The story unfolds with utmost theatrical pizzazz with comical dialogue and superb acting. McDormand radiates a taut, transcendent anger as she flares up like flame; with lyric profanity, she chews out a Catholic priest who challenges her actions. With playful charisma, Rockwell humanizes Dixon as we (eventually) root for his redemption.
Three Billboards is a prayer of anger, a cry against Mildred’s tragic loss. Like real life, there is no clear resolution. But the emotional average of this intense, surprising film is ultimately hopeful. The best bonds are forged in the furnace of suffering.
In America, we worship celebrities, adorning them with accolades. In Birdman, director Innaritu explores the fickle nature fame. Riggan Thomson (Michael Keaton) formerly a famous Hollywood superhero in the “Birdman” trilogy, is rehearsing for his Broadway performance based on Raymond Carver’s short stories. He feels and looks washed up, saying to himself, “I look like a turkey with leukemia.” Haunted by his Hollywood days, his Broadway debut seeks both public relevancy and personal redemption.

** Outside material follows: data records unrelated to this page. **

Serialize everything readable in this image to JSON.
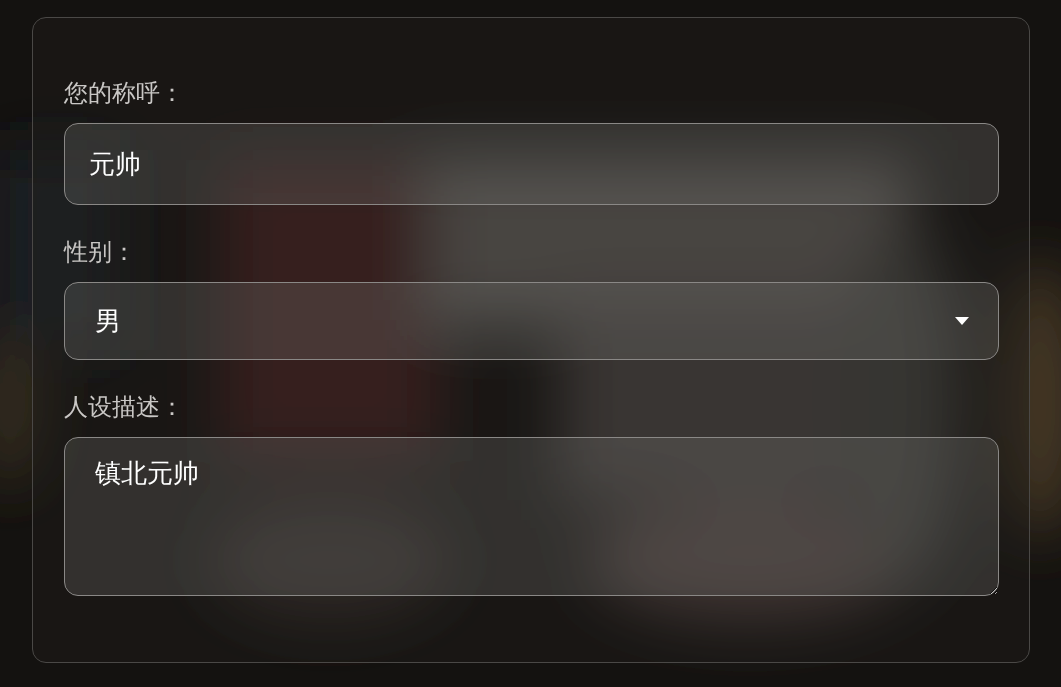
{
  "fields": [
    {
      "kind": "text",
      "label": "您的称呼：",
      "value": "元帅"
    },
    {
      "kind": "select",
      "label": "性别：",
      "value": "男"
    },
    {
      "kind": "textarea",
      "label": "人设描述：",
      "value": "镇北元帅"
    }
  ]
}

His own alter ego trails him in a Birdman suit, hammering away at Thomson’s sanity with doubt and fear. While Thomson is walking in the street, he passes a man screaming Shakespeare: “It is a tale. Told by an idiot. Signifying nothing.” That’s what Riggan most fears: he is nothing. Yet he presses on. When a NYTimes critic threatens him, he says, “You write a couple of paragraphs and you know what? None of this cost you fuckin’ anything! The Fuck! You risk nothing! Nothing! Nothing! Nothing! I’m a fucking actor! This play cost me everything…” This is the heart of Birdman: self-worth in any artistic endeavor is not contingent upon the critics or accolades. What truly matters are the intangibles: risk, effort and vulnerability.
And let’s face it, Dad, it’s not for the sake of art. It’s because you want to feel relevant again. Well, there’s a whole world out there where people fight to be relevant every day. And you act like it doesn’t even exist! Things are happening in a place that you willfully ignore, a place that has already forgotten you. I mean, who the fuck are you? You hate bloggers. You make fun of Twitter. You don’t even have a Facebook page. You’re the one who doesn’t exist. You’re doing this because you’re scared to death, like the rest of us, that you don’t matter. And you know what? You’re right. You don’t. It’s not important. You’re not important. Get used to it.

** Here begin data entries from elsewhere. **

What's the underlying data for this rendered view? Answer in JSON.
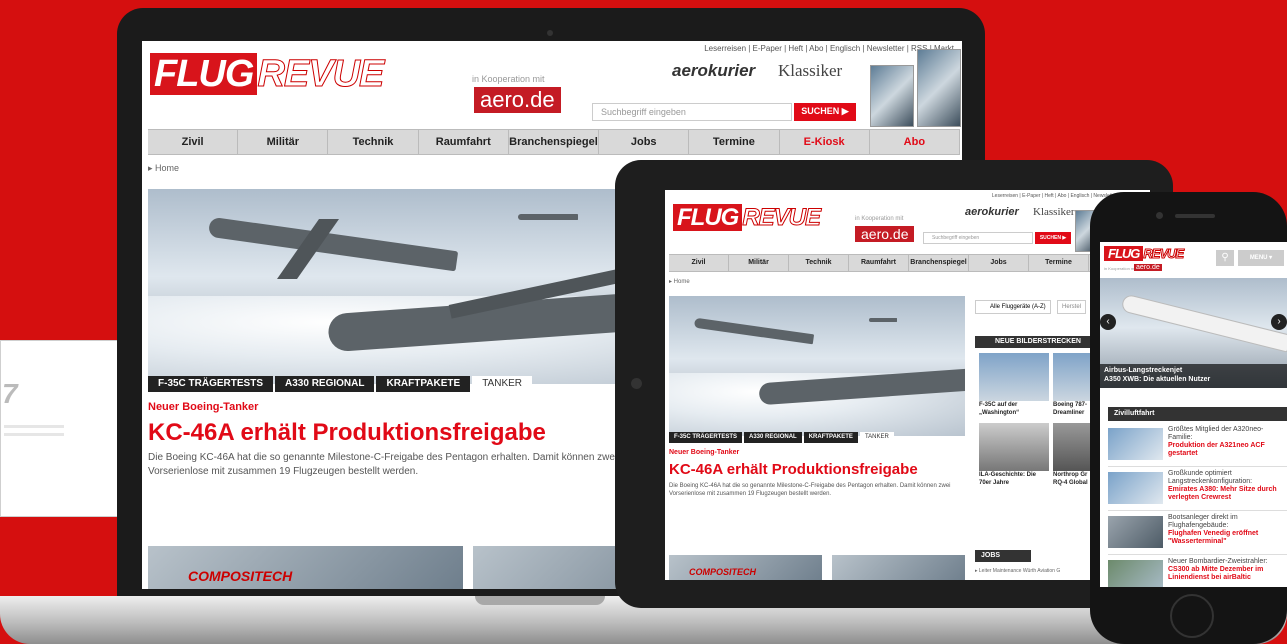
{
  "site": {
    "util_links": "Leserreisen | E-Paper | Heft | Abo | Englisch | Newsletter | RSS | Markt",
    "brand_part1": "FLUG",
    "brand_part2": "REVUE",
    "koop": "in Kooperation mit",
    "aero": "aero.de",
    "aerokurier": "aerokurier",
    "klassiker": "Klassiker",
    "search_placeholder": "Suchbegriff eingeben",
    "search_button": "SUCHEN ▶",
    "nav": [
      {
        "label": "Zivil"
      },
      {
        "label": "Militär"
      },
      {
        "label": "Technik"
      },
      {
        "label": "Raumfahrt"
      },
      {
        "label": "Branchenspiegel"
      },
      {
        "label": "Jobs"
      },
      {
        "label": "Termine"
      },
      {
        "label": "E-Kiosk",
        "accent": true
      },
      {
        "label": "Abo",
        "accent": true
      }
    ],
    "breadcrumb": "▸ Home",
    "tabs": [
      "F-35C TRÄGERTESTS",
      "A330 REGIONAL",
      "KRAFTPAKETE",
      "TANKER"
    ],
    "kicker": "Neuer Boeing-Tanker",
    "headline": "KC-46A erhält Produktionsfreigabe",
    "teaser": "Die Boeing KC-46A hat die so genannte Milestone-C-Freigabe des Pentagon erhalten. Damit können zwei Vorserienlose mit zusammen 19 Flugzeugen bestellt werden.",
    "thumb_label": "COMPOSITECH",
    "colors": {
      "accent": "#e10a17",
      "background": "#d50f0f"
    }
  },
  "tablet": {
    "aircraft_btn": "Alle Fluggeräte (A-Z)",
    "aircraft_btn2": "Herstel",
    "bilderstrecken": "NEUE BILDERSTRECKEN",
    "gallery": [
      "F-35C auf der „Washington“",
      "Boeing 787-Dreamliner",
      "ILA-Geschichte: Die 70er Jahre",
      "Northrop Gr RQ-4 Global"
    ],
    "jobs_header": "JOBS",
    "job1": "▸ Leiter Maintenance Würth Aviation G"
  },
  "phone": {
    "menu": "MENU ▾",
    "slide_title": "Airbus-Langstreckenjet",
    "slide_sub": "A350 XWB: Die aktuellen Nutzer",
    "section": "Zivilluftfahrt",
    "items": [
      {
        "text": "Größtes Mitglied der A320neo-Familie:",
        "red": "Produktion der A321neo ACF gestartet"
      },
      {
        "text": "Großkunde optimiert Langstreckenkonfiguration:",
        "red": "Emirates A380: Mehr Sitze durch verlegten Crewrest"
      },
      {
        "text": "Bootsanleger direkt im Flughafengebäude:",
        "red": "Flughafen Venedig eröffnet \"Wasserterminal\""
      },
      {
        "text": "Neuer Bombardier-Zweistrahler:",
        "red": "CS300 ab Mitte Dezember im Liniendienst bei airBaltic"
      }
    ]
  }
}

There is much to love about Argentinian director Andre Muschetti’s much-hyped adaptation of Stephen King’s novel IT. The child actors have fantastic on-screen chemistry, leading the movie with sincere camaraderie, and Pennywise, played by up-and-comer Bill Skarsgaard (son of Stellan), is a true terror whose voice vacillates from a squeal to a snake-like slither. The film as a whole is intense, with jump-in-your-seat scares alleviated by the comical dialogue of the Loser’s Club. Like Stranger Things, the film simmers in eighties nostalgia, with kids roving around on bikes as the beast lurks in their small town.

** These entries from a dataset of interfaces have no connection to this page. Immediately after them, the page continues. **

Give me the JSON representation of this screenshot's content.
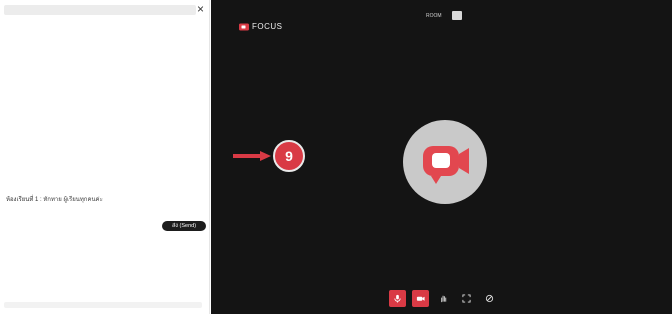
{
  "chat_panel": {
    "close_label": "×",
    "message": {
      "sender": "ห้องเรียนที่ 1",
      "text": ": ทักทาย ผู้เรียนทุกคนค่ะ"
    },
    "send_label": "ส่ง (Send)"
  },
  "toolbar": {
    "items": [
      {
        "name": "check-icon"
      },
      {
        "name": "grid-icon"
      },
      {
        "name": "download-icon"
      },
      {
        "name": "chat-icon",
        "highlighted": true
      },
      {
        "name": "apps-icon"
      },
      {
        "name": "board-icon"
      },
      {
        "name": "exit-icon"
      }
    ]
  },
  "annotation": {
    "step_number": "9",
    "accent_color": "#d93a45"
  },
  "stage": {
    "brand": "FOCUS",
    "room_label": "ROOM",
    "controls": [
      {
        "name": "mic-icon",
        "active": true
      },
      {
        "name": "camera-icon",
        "active": true
      },
      {
        "name": "hand-icon",
        "active": false
      },
      {
        "name": "fullscreen-icon",
        "active": false
      },
      {
        "name": "settings-icon",
        "active": false
      }
    ]
  },
  "colors": {
    "stage_bg": "#141414",
    "accent": "#d93a45",
    "logo_circle": "#c9c9c9"
  }
}
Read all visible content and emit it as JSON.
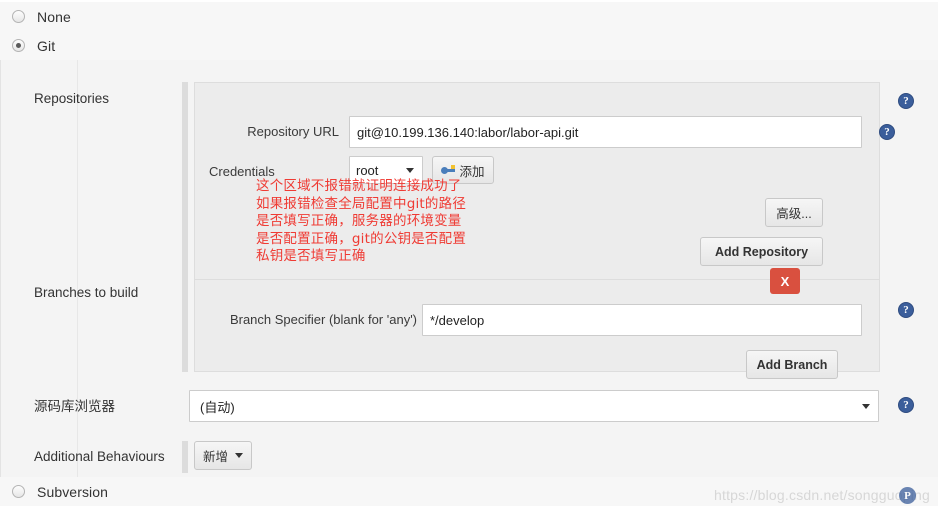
{
  "scm": {
    "options": [
      {
        "label": "None",
        "selected": false
      },
      {
        "label": "Git",
        "selected": true
      },
      {
        "label": "Subversion",
        "selected": false
      }
    ]
  },
  "repositories": {
    "section_label": "Repositories",
    "repository_url": {
      "label": "Repository URL",
      "value": "git@10.199.136.140:labor/labor-api.git"
    },
    "credentials": {
      "label": "Credentials",
      "value": "root",
      "add_button": "添加",
      "add_button_icon": "key-icon"
    },
    "advanced_button": "高级...",
    "add_repository_button": "Add Repository"
  },
  "annotation": {
    "lines": [
      "这个区域不报错就证明连接成功了",
      "如果报错检查全局配置中git的路径",
      "是否填写正确，服务器的环境变量",
      "是否配置正确，git的公钥是否配置",
      "私钥是否填写正确"
    ],
    "color": "#ef3b34"
  },
  "branches": {
    "section_label": "Branches to build",
    "branch_specifier": {
      "label": "Branch Specifier (blank for 'any')",
      "value": "*/develop"
    },
    "delete_button": "X",
    "add_branch_button": "Add Branch"
  },
  "repository_browser": {
    "label": "源码库浏览器",
    "value": "(自动)"
  },
  "additional_behaviours": {
    "label": "Additional Behaviours",
    "add_button": "新增",
    "caret_icon": "chevron-down-icon"
  },
  "help_icon_glyph": "?",
  "watermark": {
    "text": "https://blog.csdn.net/songguoping",
    "badge": "P"
  },
  "colors": {
    "panel_bg": "#f4f4f4",
    "block_bg": "#ececec",
    "danger": "#d9503f",
    "help_blue": "#3b5e9b"
  }
}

Like Heath Ledger’s now iconic (and Oscar winning) Joker in The Dark Knight, Skarsgaard taps into the primal fear that clowns seem to embody so effectively. Whatever it is that makes clowns so perennially creepy, Skarsgaard makes any moviegoer skeptical of walking too close to the street sewer. The true hero of IT, however, is the Loser’s Club, proving that whatever the form one’s shape-shifting demons take, only by sticking together are they able to combat the existential threat of Pennywise the Dancing Clown. No one can defeat the demons alone.
When you’re a kid, you think that you’ll always be… protected, and cared for. Then, one day, you realize that’s not true. If you open your eyes, you will see what we’re going through. ‘Cause when you’re alone as a kid, the monsters see you as weaker. You don’t even know they’re getting closer. Until it’s too late.